Recovery-based paradigms encourage the “strange terrain” that embodies addiction, the fatal flaw, for example, that set some up for a life of addiction and do little to critique a culture that encourages the formula for this pathology. Otherness is irrational. Otherness is dangerous. Recovery paradigms have less to do with morality and more to do with conformity. Case in point: it is more socially acceptable to be a corporate thief than it is to be a black dealer. Take a look at any prison and one cannot deny this truth. If society truly cared for morality, and not simply “falling into one’s place,” the spectrum of justice would reflect this.

Recovery – if it is to be effective, meaningful, and lasting – must include this dialogue.

 

The last night
with him, lying down,
he places his hand
on the space
where my ribs furl
back like wings.

To steady
me, to keep me
from rising.
– Nancy Mitchell, The Leaving

 

From the top of the slick rock, I hear the last song cascade down through the stadium, echoing off of the canyon rocks. I have been drinking since noon. The wind whips my hair and dress as I walk along, between couples, between vendors selling t-shirts and other merchandise. Some are packing up. I watch the skyline dim – the corners of the night have become an indigo stain, a broken pen. No stars pierce the clouds. 

*******

As to my own journey, healing and recovery must involve purging habits and rituals, illusions and expectations. In a broader, more effective discourse, we must understand the concepts of recovery that society wants us to purchase. We must understand the touch we thought would bring salvation or balm. We must understand and embrace the ache that demands something to be filled, attained. Burning the desire itself for normal responses to abnormal society is catharsis. To question whether being found or walking a certain path is what is intuitively right for oneself is essential. Recovery must involve honoring one’s deep feeling ways or views, sensitivities and persuasions.

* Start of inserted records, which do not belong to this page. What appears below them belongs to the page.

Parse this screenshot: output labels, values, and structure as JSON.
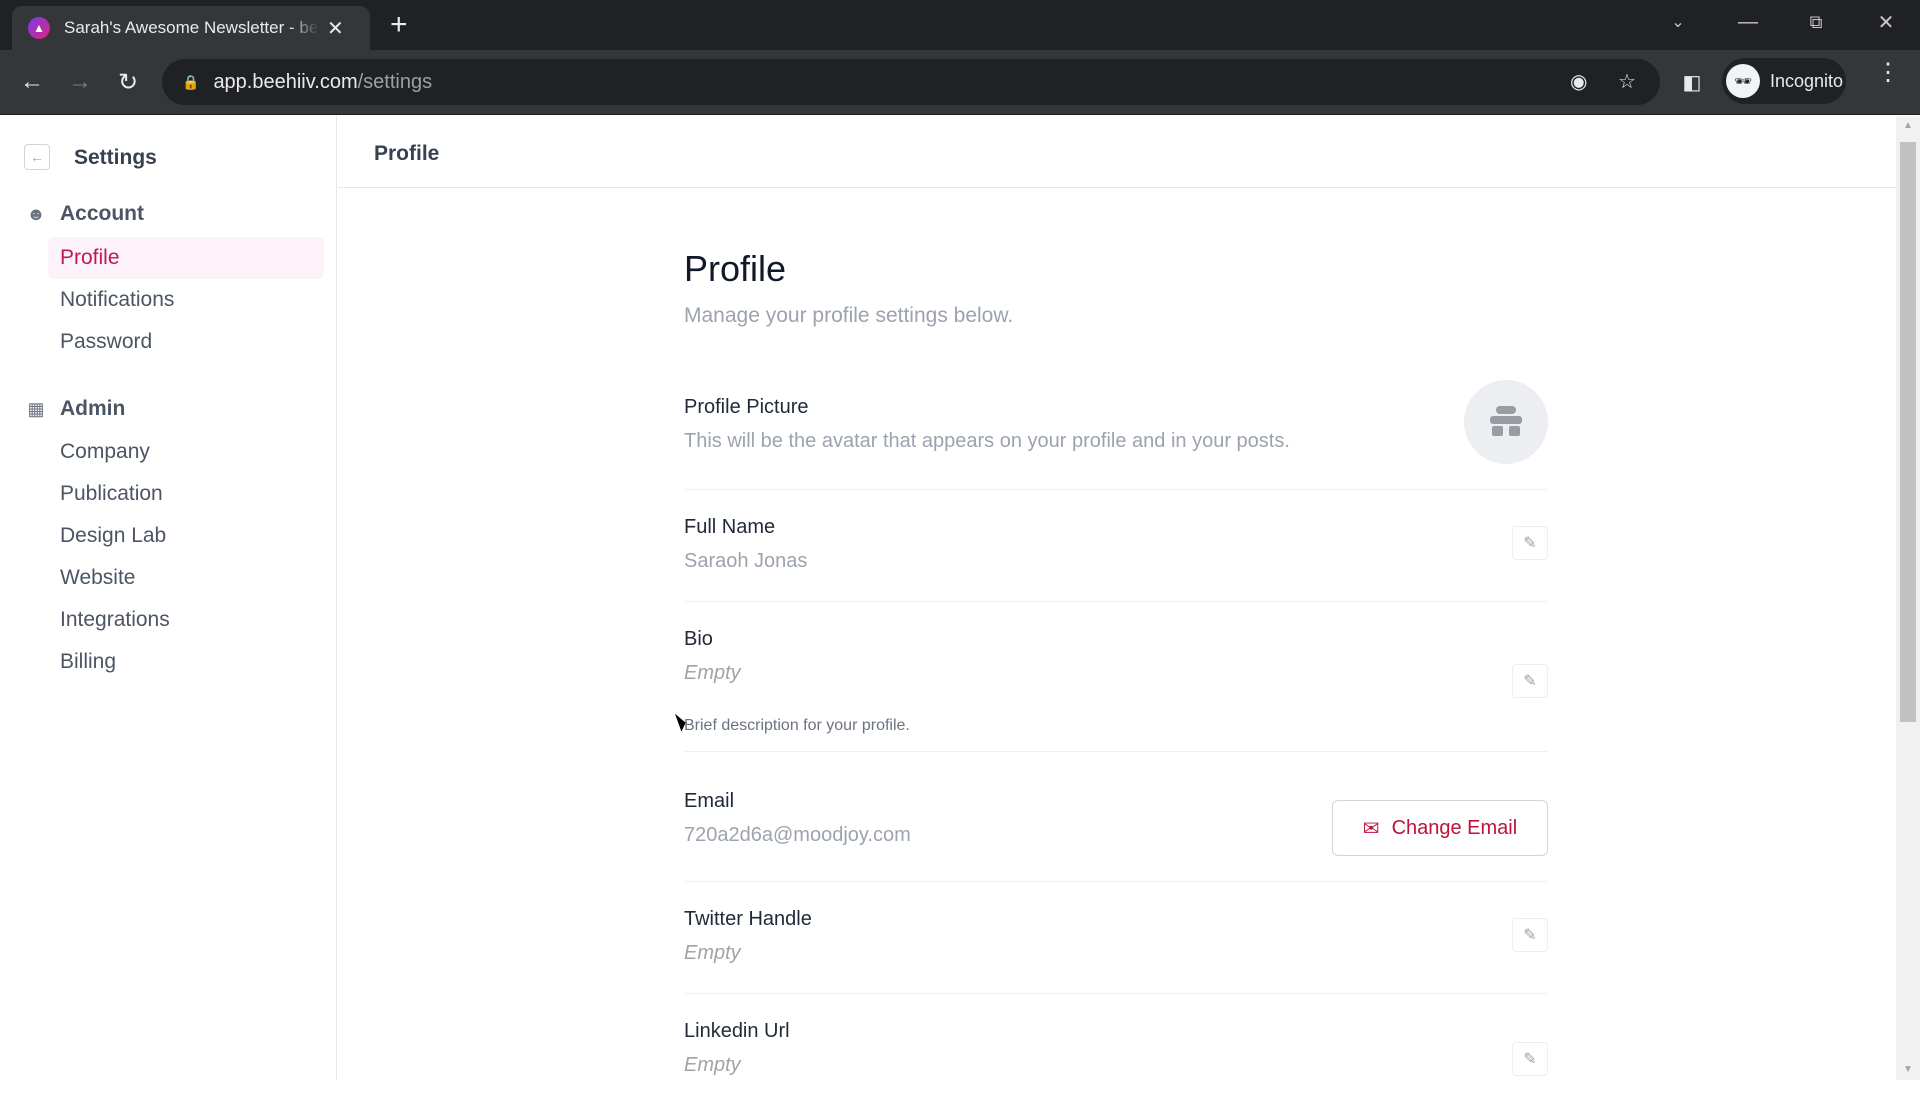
{
  "browser": {
    "tab_title": "Sarah's Awesome Newsletter - beehiiv",
    "url_host": "app.beehiiv.com",
    "url_path": "/settings",
    "profile_label": "Incognito"
  },
  "sidebar": {
    "title": "Settings",
    "groups": [
      {
        "label": "Account",
        "icon": "user-circle-icon",
        "items": [
          {
            "label": "Profile",
            "active": true
          },
          {
            "label": "Notifications"
          },
          {
            "label": "Password"
          }
        ]
      },
      {
        "label": "Admin",
        "icon": "building-icon",
        "items": [
          {
            "label": "Company"
          },
          {
            "label": "Publication"
          },
          {
            "label": "Design Lab"
          },
          {
            "label": "Website"
          },
          {
            "label": "Integrations"
          },
          {
            "label": "Billing"
          }
        ]
      }
    ]
  },
  "header": {
    "title": "Profile"
  },
  "page": {
    "title": "Profile",
    "subtitle": "Manage your profile settings below.",
    "accent": "#be123c",
    "fields": {
      "picture": {
        "label": "Profile Picture",
        "description": "This will be the avatar that appears on your profile and in your posts."
      },
      "full_name": {
        "label": "Full Name",
        "value": "Saraoh Jonas"
      },
      "bio": {
        "label": "Bio",
        "value": "Empty",
        "help": "Brief description for your profile."
      },
      "email": {
        "label": "Email",
        "value": "720a2d6a@moodjoy.com",
        "button": "Change Email"
      },
      "twitter": {
        "label": "Twitter Handle",
        "value": "Empty"
      },
      "linkedin": {
        "label": "Linkedin Url",
        "value": "Empty"
      }
    }
  }
}
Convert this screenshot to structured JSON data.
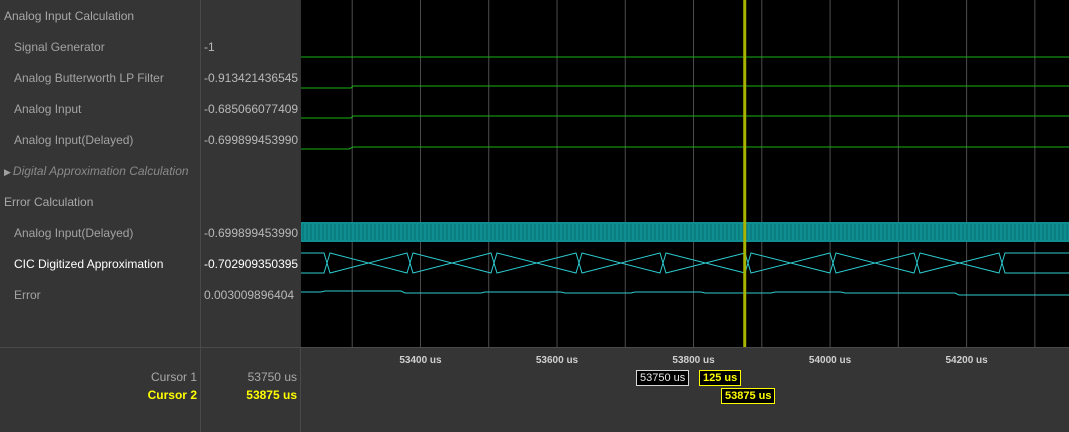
{
  "signals": [
    {
      "kind": "group",
      "name": "Analog Input Calculation",
      "value": ""
    },
    {
      "kind": "signal",
      "name": "Signal Generator",
      "value": "-1"
    },
    {
      "kind": "signal",
      "name": "Analog Butterworth LP Filter",
      "value": "-0.913421436545"
    },
    {
      "kind": "signal",
      "name": "Analog Input",
      "value": "-0.685066077409"
    },
    {
      "kind": "signal",
      "name": "Analog Input(Delayed)",
      "value": "-0.699899453990"
    },
    {
      "kind": "collapsed",
      "name": "Digital Approximation Calculation",
      "value": ""
    },
    {
      "kind": "group",
      "name": "Error Calculation",
      "value": ""
    },
    {
      "kind": "signal",
      "name": "Analog Input(Delayed)",
      "value": "-0.699899453990"
    },
    {
      "kind": "signal-selected",
      "name": "CIC Digitized Approximation",
      "value": "-0.702909350395"
    },
    {
      "kind": "signal",
      "name": "Error",
      "value": "0.003009896404"
    }
  ],
  "axis": {
    "ticks": [
      "53400 us",
      "53600 us",
      "53800 us",
      "54000 us",
      "54200 us"
    ],
    "tick_values_us": [
      53400,
      53600,
      53800,
      54000,
      54200
    ],
    "visible_range_us": [
      53225,
      54350
    ]
  },
  "cursors": {
    "cursor1": {
      "label": "Cursor 1",
      "value": "53750 us",
      "time_us": 53750
    },
    "cursor2": {
      "label": "Cursor 2",
      "value": "53875 us",
      "time_us": 53875
    },
    "delta": "125 us"
  },
  "colors": {
    "analog_trace": "#19b219",
    "digital_trace": "#2ecbd0",
    "bus_fill": "#0e8e91",
    "cursor": "#a8b400",
    "grid": "#4d4d4d"
  }
}
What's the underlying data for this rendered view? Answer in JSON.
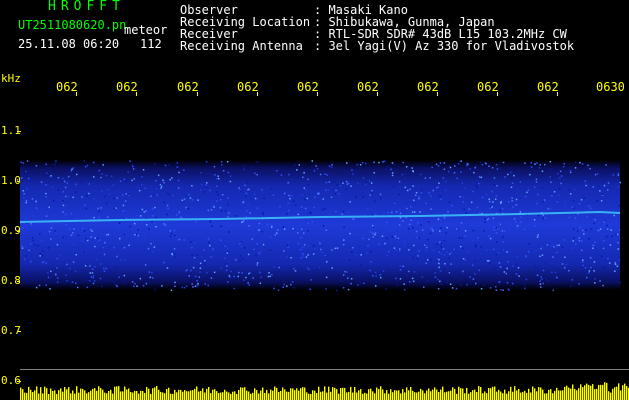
{
  "header": {
    "app_title": "HROFFT",
    "file_name": "UT2511080620.pn",
    "meteor_label": "meteor",
    "date_time": "25.11.08 06:20",
    "count": "112"
  },
  "meta": [
    {
      "key": "Observer",
      "value": ": Masaki Kano"
    },
    {
      "key": "Receiving Location",
      "value": ": Shibukawa, Gunma, Japan"
    },
    {
      "key": "Receiver",
      "value": ": RTL-SDR SDR# 43dB L15 103.2MHz CW"
    },
    {
      "key": "Receiving Antenna",
      "value": ": 3el Yagi(V) Az 330 for Vladivostok"
    }
  ],
  "axis": {
    "unit": "kHz",
    "time_labels": [
      "062",
      "062",
      "062",
      "062",
      "062",
      "062",
      "062",
      "062",
      "062",
      "0630"
    ],
    "freq_labels": [
      "1.1",
      "1.0",
      "0.9",
      "0.8",
      "0.7",
      "0.6"
    ]
  },
  "colors": {
    "background": "#000000",
    "label": "#ffff00",
    "title": "#00ff00",
    "signal_band": "#1a2fd0",
    "signal_line": "#40d0ff",
    "bottom_bars": "#ffff00"
  }
}
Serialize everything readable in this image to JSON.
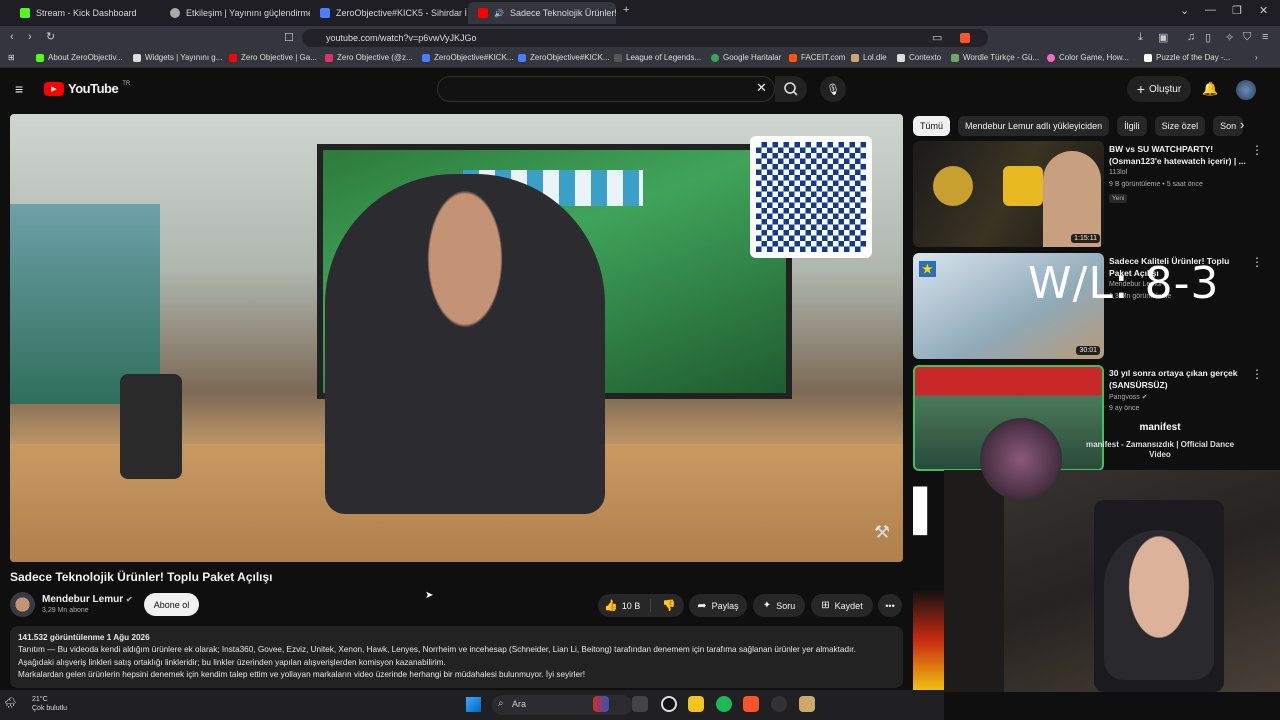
{
  "browser": {
    "tabs": [
      {
        "label": "Stream - Kick Dashboard",
        "color": "#53fc18"
      },
      {
        "label": "Etkileşim | Yayınını güçlendirmek için",
        "color": "#aaaaaa"
      },
      {
        "label": "ZeroObjective#KICK5 - Sihirdar İstatis",
        "color": "#4a7dff"
      },
      {
        "label": "Sadece Teknolojik Ürünler! To",
        "color": "#ff0000",
        "active": true
      }
    ],
    "url": "youtube.com/watch?v=p6vwVyJKJGo",
    "bookmarks": [
      "About ZeroObjectiv...",
      "Widgets | Yayınını g...",
      "Zero Objective | Ga...",
      "Zero Objective (@z...",
      "ZeroObjective#KICK...",
      "ZeroObjective#KICK...",
      "League of Legends...",
      "Google Haritalar",
      "FACEIT.com",
      "Lol.dle",
      "Contexto",
      "Wordle Türkçe - Gü...",
      "Color Game, How...",
      "Puzzle of the Day -..."
    ]
  },
  "youtube": {
    "logo": "YouTube",
    "logo_region": "TR",
    "create_label": "Oluştur"
  },
  "video": {
    "title": "Sadece Teknolojik Ürünler! Toplu Paket Açılışı",
    "channel": "Mendebur Lemur",
    "subscribers": "3,29 Mn abone",
    "subscribe_label": "Abone ol",
    "likes": "10 B",
    "share_label": "Paylaş",
    "ask_label": "Soru",
    "save_label": "Kaydet",
    "desc_stats": "141.532 görüntülenme  1 Ağu 2026",
    "desc_line1": "Tanıtım — Bu videoda kendi aldığım ürünlere ek olarak; Insta360, Govee, Ezviz, Unitek, Xenon, Hawk, Lenyes, Norrheim ve incehesap (Schneider, Lian Li, Beitong) tarafından denemem için tarafıma sağlanan ürünler yer almaktadır.",
    "desc_line2": "Aşağıdaki alışveriş linkleri satış ortaklığı  linkleridir; bu linkler üzerinden yapılan alışverişlerden komisyon kazanabilirim.",
    "desc_line3": "Markalardan gelen ürünlerin hepsini denemek için kendim talep ettim ve yollayan markaların video üzerinde herhangi bir müdahalesi bulunmuyor. İyi seyirler!"
  },
  "sidebar": {
    "chips": [
      "Tümü",
      "Mendebur Lemur adlı yükleyiciden",
      "İlgili",
      "Size özel",
      "Son"
    ],
    "cards": [
      {
        "title": "BW vs SU WATCHPARTY! (Osman123'e hatewatch içerir) | ...",
        "channel": "113lol",
        "meta": "9 B görüntüleme  •  5 saat önce",
        "badge": "Yeni",
        "duration": "1:15:11"
      },
      {
        "title": "Sadece Kaliteli Ürünler! Toplu Paket Açılışı",
        "channel": "Mendebur Lemur",
        "meta": "1,3 Mn görüntüleme",
        "duration": "30:01"
      },
      {
        "title": "30 yıl sonra ortaya çıkan gerçek (SANSÜRSÜZ)",
        "channel": "Pangvoss",
        "meta": "9 ay önce"
      }
    ]
  },
  "overlay": {
    "wl_text": "W/L: 8-3",
    "music_title": "manifest",
    "music_song": "manifest - Zamansızdık | Official Dance Video"
  },
  "taskbar": {
    "temp": "21°C",
    "weather": "Çok bulutlu",
    "search": "Ara"
  }
}
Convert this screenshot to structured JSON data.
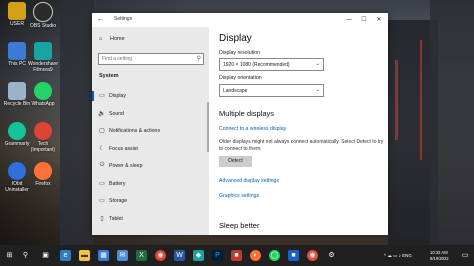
{
  "desktop": {
    "icons": [
      {
        "label": "USER",
        "color": "#d4a017"
      },
      {
        "label": "OBS Studio",
        "color": "#2b2b2b"
      },
      {
        "label": "This PC",
        "color": "#3a7bd5"
      },
      {
        "label": "Wondershare Filmora9",
        "color": "#1aa3a3"
      },
      {
        "label": "Recycle Bin",
        "color": "#9bb3c9"
      },
      {
        "label": "WhatsApp",
        "color": "#25d366"
      },
      {
        "label": "Grammarly",
        "color": "#15c39a"
      },
      {
        "label": "Tech (Important)",
        "color": "#db4437"
      },
      {
        "label": "IObit Uninstaller",
        "color": "#2f6fde"
      },
      {
        "label": "Firefox",
        "color": "#ff7139"
      }
    ]
  },
  "window": {
    "title": "Settings",
    "back_icon": "back-arrow-icon",
    "controls": {
      "minimize": "—",
      "maximize": "☐",
      "close": "✕"
    }
  },
  "sidebar": {
    "home_label": "Home",
    "search_placeholder": "Find a setting",
    "section_title": "System",
    "items": [
      {
        "label": "Display",
        "icon": "display-icon",
        "glyph": "▭"
      },
      {
        "label": "Sound",
        "icon": "sound-icon",
        "glyph": "🔈"
      },
      {
        "label": "Notifications & actions",
        "icon": "notifications-icon",
        "glyph": "▢"
      },
      {
        "label": "Focus assist",
        "icon": "focus-assist-icon",
        "glyph": "☾"
      },
      {
        "label": "Power & sleep",
        "icon": "power-icon",
        "glyph": "⏻"
      },
      {
        "label": "Battery",
        "icon": "battery-icon",
        "glyph": "▭"
      },
      {
        "label": "Storage",
        "icon": "storage-icon",
        "glyph": "▭"
      },
      {
        "label": "Tablet",
        "icon": "tablet-icon",
        "glyph": "▯"
      }
    ]
  },
  "main": {
    "title": "Display",
    "resolution_label": "Display resolution",
    "resolution_value": "1920 × 1080 (Recommended)",
    "orientation_label": "Display orientation",
    "orientation_value": "Landscape",
    "multiple_displays_title": "Multiple displays",
    "connect_link": "Connect to a wireless display",
    "detect_info": "Older displays might not always connect automatically. Select Detect to try to connect to them.",
    "detect_button": "Detect",
    "advanced_link": "Advanced display settings",
    "graphics_link": "Graphics settings",
    "sleep_title": "Sleep better"
  },
  "taskbar": {
    "time": "10:32 AM",
    "date": "9/10/2022",
    "apps": [
      {
        "icon": "start-icon",
        "color": "#202020",
        "glyph": "⊞"
      },
      {
        "icon": "search-icon",
        "color": "#202020",
        "glyph": "⚲"
      },
      {
        "icon": "task-view-icon",
        "color": "#202020",
        "glyph": "▣"
      },
      {
        "icon": "edge-icon",
        "color": "#2d7fc1",
        "glyph": "e"
      },
      {
        "icon": "file-explorer-icon",
        "color": "#f5c542",
        "glyph": "▬"
      },
      {
        "icon": "store-icon",
        "color": "#3a7bd5",
        "glyph": "▦"
      },
      {
        "icon": "mail-icon",
        "color": "#4a90d9",
        "glyph": "✉"
      },
      {
        "icon": "excel-icon",
        "color": "#1d6f42",
        "glyph": "X"
      },
      {
        "icon": "chrome-icon",
        "color": "#db4437",
        "glyph": "◉"
      },
      {
        "icon": "word-icon",
        "color": "#2b579a",
        "glyph": "W"
      },
      {
        "icon": "filmora-icon",
        "color": "#1aa3a3",
        "glyph": "◆"
      },
      {
        "icon": "photoshop-icon",
        "color": "#001e36",
        "glyph": "P"
      },
      {
        "icon": "app-icon",
        "color": "#c0392b",
        "glyph": "■"
      },
      {
        "icon": "firefox-icon",
        "color": "#ff7139",
        "glyph": "◐"
      },
      {
        "icon": "whatsapp-icon",
        "color": "#25d366",
        "glyph": "◯"
      },
      {
        "icon": "app2-icon",
        "color": "#1565c0",
        "glyph": "■"
      },
      {
        "icon": "chrome2-icon",
        "color": "#e74c3c",
        "glyph": "◉"
      },
      {
        "icon": "settings-icon",
        "color": "#202020",
        "glyph": "⚙"
      }
    ],
    "tray": "^ ☁ ▭ ♪ ENG"
  }
}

Recovery or healing is borne from realizing that the flame that shines so luminously in what we want – the fairytale or medicine – exists within. It is in knowing that the answers cannot be constricted to one path, but in many roads of exploration, questioning, and wise uncertainty.

 

** This is an excerpt from a complete article to be published in July 2014.